Arts & Culture
Master of Arts (MA)
This capstone profiles Aziz "Hax" Al-Yami, a professional Super Smash Bros. Melee player. Melee is a video game and Al-Yami is an esports competitor, i.e. a professional gamer. In this world, gamers compete as athletes, pushing their skills to their absolute limit to become the best in the world. Al-Yami, at 21, suffered from a wrist injury. This injury put him out of the game for over a year. His injury was so bad that doctor's told him that he could never compete again. But through his own research, Al-Yami surmised that if he were to get his FCU tendon removed, then he could compete again. But doctors were unwilling to perform such a procedure. Eventually Al-Yami found a doctor willing to remove his FCU tendon. But that was only half the battle. His new doctor still said with the FCU tendon removal, he would be unable to play. That's when Al-Yami set out to create his own controller, one that would lessen stress on his fingers and wrist. Al-Yami did so, and is slowly making his way back to the top.
For this piece I do extensive interviews with Al-Yami, his childhood friends, and Dr. Ratliff, the doctor who performed his surgery. I also go into the controversies surrounding his new controller and the challenges he faces outside of his injury. In many ways this is a Rocky style sports story, but instead of boxing, it's gaming.

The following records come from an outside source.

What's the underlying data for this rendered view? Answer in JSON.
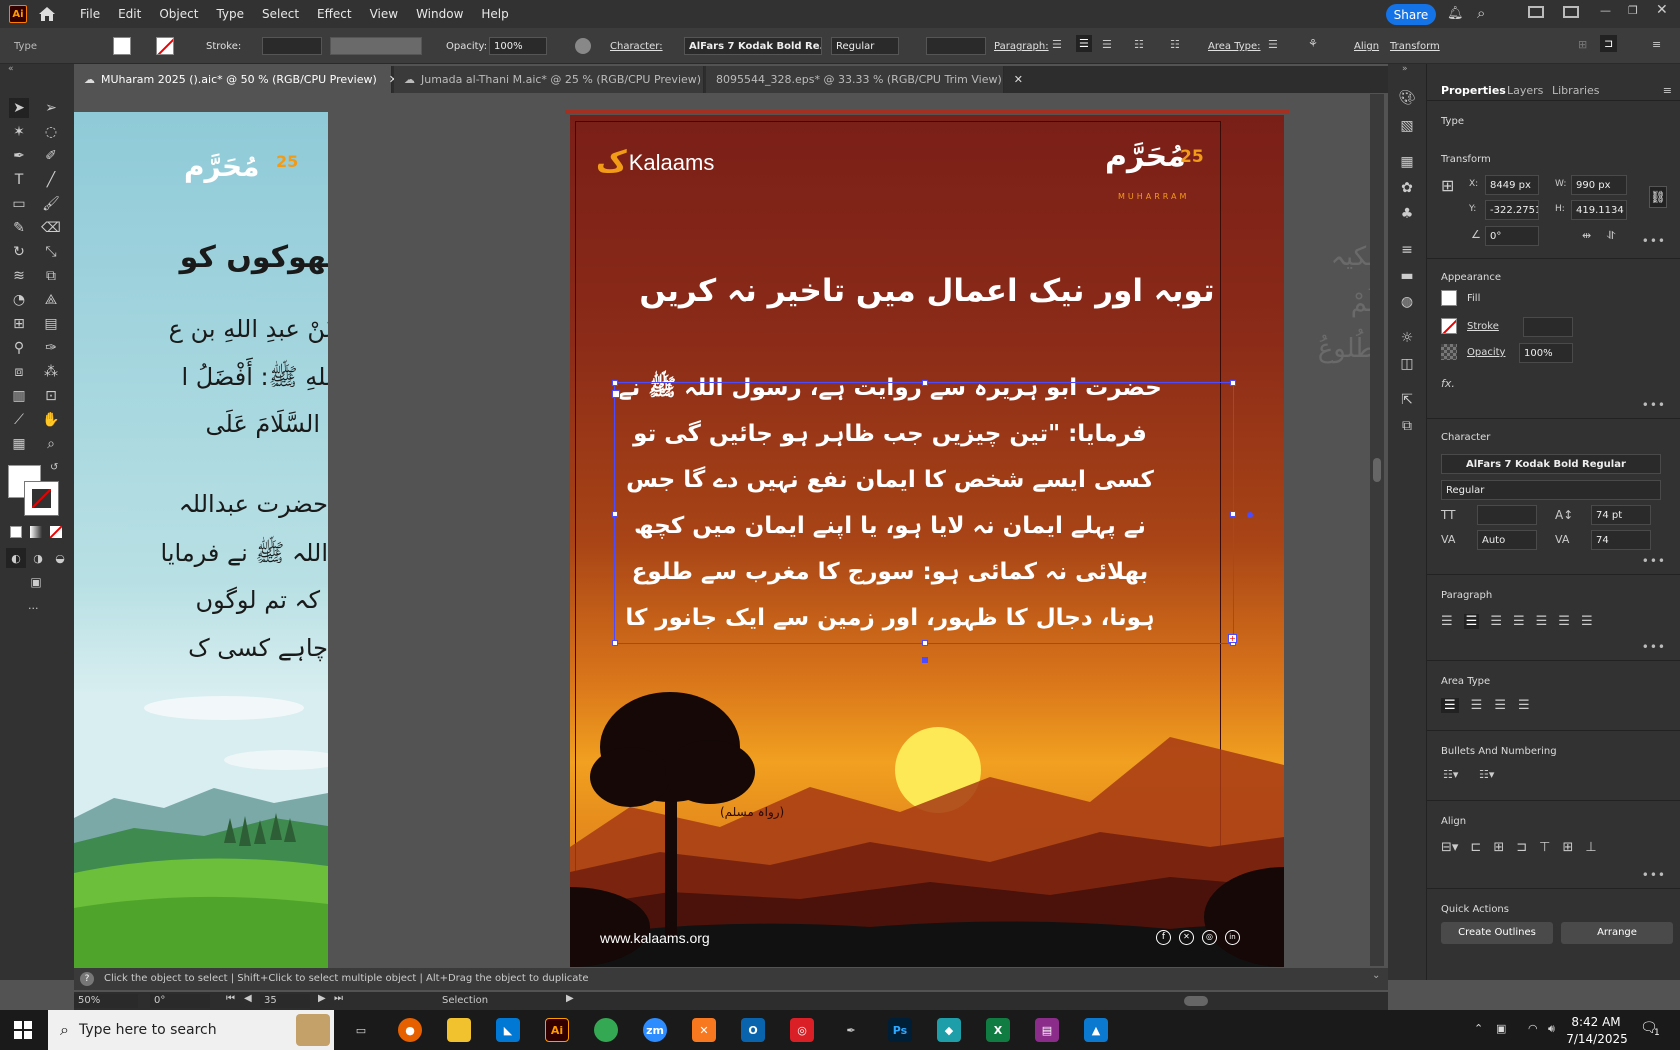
{
  "menu": {
    "items": [
      "File",
      "Edit",
      "Object",
      "Type",
      "Select",
      "Effect",
      "View",
      "Window",
      "Help"
    ],
    "share_label": "Share",
    "logo_text": "Ai"
  },
  "control_bar": {
    "mode_label": "Type",
    "stroke_label": "Stroke:",
    "opacity_label": "Opacity:",
    "opacity_value": "100%",
    "character_label": "Character:",
    "font_value": "AlFars 7 Kodak Bold Re...",
    "style_value": "Regular",
    "paragraph_label": "Paragraph:",
    "area_type_label": "Area Type:",
    "align_label": "Align",
    "transform_label": "Transform"
  },
  "tabs": [
    {
      "label": "MUharam 2025 ().aic* @ 50 % (RGB/CPU Preview)"
    },
    {
      "label": "Jumada al-Thani M.aic* @ 25 % (RGB/CPU Preview)"
    },
    {
      "label": "8095544_328.eps* @ 33.33 % (RGB/CPU Trim View)"
    }
  ],
  "left_artboard": {
    "badge_number": "25",
    "heading": "بھوکوں کو",
    "lines": [
      "عَنْ عبدِ اللهِ بن ع",
      "اللهِ ﷺ: أَفْضَلُ ا",
      "السَّلَامَ عَلَى",
      "حضرت عبداللہ",
      "اللہ ﷺ نے فرمایا",
      "کہ تم لوگوں",
      "چاہے کسی ک"
    ]
  },
  "artboard": {
    "brand": "Kalaams",
    "badge_number": "25",
    "badge_sub": "MUHARRAM",
    "title": "توبہ اور نیک اعمال میں تاخیر نہ کریں",
    "body_lines": [
      "حضرت ابو ہریرہ سے روایت ہے، رسول اللہ ﷺ نے",
      "فرمایا: \"تین چیزیں جب ظاہر ہو جائیں گی تو",
      "کسی ایسے شخص کا ایمان نفع نہیں دے گا جس",
      "نے پہلے ایمان نہ لایا ہو، یا اپنے ایمان میں کچھ",
      "بھلائی نہ کمائی ہو: سورج کا مغرب سے طلوع",
      "ہونا، دجال کا ظہور، اور زمین سے ایک جانور کا"
    ],
    "source": "(رواہ مسلم)",
    "website": "www.kalaams.org"
  },
  "right_faded_text": [
    "لکیہ",
    "لَمْ",
    "طُلوعُ"
  ],
  "panel": {
    "tabs": [
      "Properties",
      "Layers",
      "Libraries"
    ],
    "type_label": "Type",
    "transform_label": "Transform",
    "x_label": "X:",
    "x_value": "8449 px",
    "y_label": "Y:",
    "y_value": "-322.2751 p",
    "w_label": "W:",
    "w_value": "990 px",
    "h_label": "H:",
    "h_value": "419.1134 p",
    "angle_value": "0°",
    "appearance_label": "Appearance",
    "fill_label": "Fill",
    "stroke_label": "Stroke",
    "opacity_label": "Opacity",
    "opacity_value": "100%",
    "fx_label": "fx.",
    "character_label": "Character",
    "font_value": "AlFars 7 Kodak Bold Regular",
    "style_value": "Regular",
    "leading_value": "74 pt",
    "kerning_value": "Auto",
    "tracking_value": "74",
    "paragraph_label": "Paragraph",
    "area_type_label": "Area Type",
    "bullets_label": "Bullets And Numbering",
    "align_label": "Align",
    "quick_actions_label": "Quick Actions",
    "create_outlines_label": "Create Outlines",
    "arrange_label": "Arrange"
  },
  "status": {
    "hint": "Click the object to select  |  Shift+Click to select multiple object  |  Alt+Drag the object to duplicate",
    "zoom": "50%",
    "rotation": "0°",
    "page": "35",
    "tool": "Selection"
  },
  "taskbar": {
    "search_placeholder": "Type here to search",
    "time": "8:42 AM",
    "date": "7/14/2025",
    "notification_count": "1"
  },
  "colors": {
    "accent": "#1473e6",
    "selection": "#4b4bff",
    "artboard_top": "#7a1f18",
    "sun": "#fde856"
  }
}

Khan, Imad, "Control Freak: How an injured esports athlete got back into the game" (2017). CUNY Academic Works.